Despite the scaremongering, Regan and co. do have a point. Sevco are important to Scottish football — but at what price? Integrity and sincerity seems to be the cost. If they bow to Sevco now by changing the rules on SFL admission, they are effectively saying Sevco will always have the Scottish game over a barrel. They are being given licence to get into financial difficulty again knowing the authorities will do everything to preserve the club’s place in the league set-up.
The decision on Sevco’s future should rest with the SFL clubs, but whether that transpires remains to be seen. Hardly likely to sway them is our old friend Craig Burley, who claims the clubs are only acting out of spite if they vote Sevco into the Third Division. Yet if we are to believe that harbinger of doom Regan’s scaremongering, doesn’t that suggest these clubs are putting their very existence in jeopardy out of spite? That’s hardly likely. Burley calls the club’s who hold Sevco’s future in their hands “nonentities”, “muppets”, “afterthoughts” and “knuckle-draggers” but perhaps Craig, just perhaps, they do actually possess that quality that Rangers Oldco lacked — sporting integrity. Indeed, the reason these “nonentities” are even voting on Sevco’s future is because they are entities — they exist, in other words, because they have lived within their means, managed their finances properly and respected the laws of the game. It is Rangers who are quite literally about to become the “nonentity”.
Unfortunately I fear the vote will be taken out of the SFL clubs’ hands — for the good of the game you understand.
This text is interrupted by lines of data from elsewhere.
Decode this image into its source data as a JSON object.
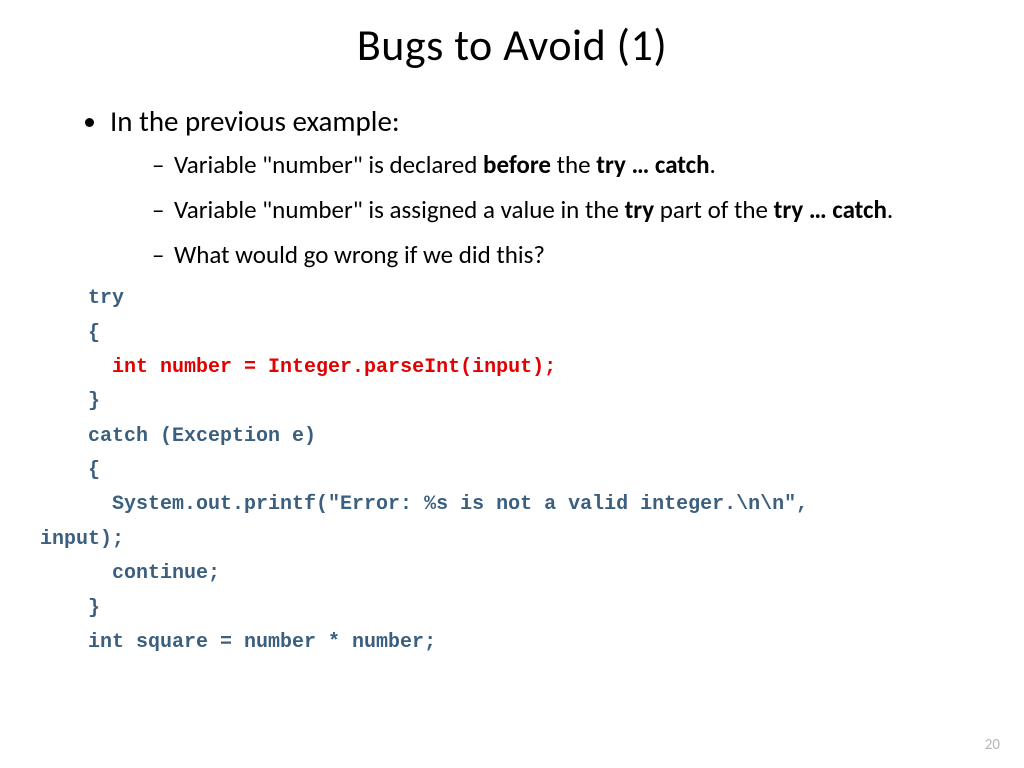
{
  "title": "Bugs to Avoid (1)",
  "bullet1": "In the previous example:",
  "sub1_a": "Variable \"number\" is declared ",
  "sub1_b": "before",
  "sub1_c": " the ",
  "sub1_d": "try … catch",
  "sub1_e": ".",
  "sub2_a": "Variable \"number\" is assigned a value in the ",
  "sub2_b": "try",
  "sub2_c": " part of the ",
  "sub2_d": "try … catch",
  "sub2_e": ".",
  "sub3": "What would go wrong if we did this?",
  "code_l1": "    try",
  "code_l2": "    {",
  "code_l3pad": "      ",
  "code_l3": "int number = Integer.parseInt(input);",
  "code_l4": "    }",
  "code_l5": "    catch (Exception e)",
  "code_l6": "    {",
  "code_l7": "      System.out.printf(\"Error: %s is not a valid integer.\\n\\n\",",
  "code_l7b": "input);",
  "code_l8": "      continue;",
  "code_l9": "    }",
  "code_l10": "    int square = number * number;",
  "pagenum": "20"
}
In which case, to paraphrase Orwell’s pigs’ revised Commandments of Animalism: “All clubs are equal — but some clubs are more equal than others.”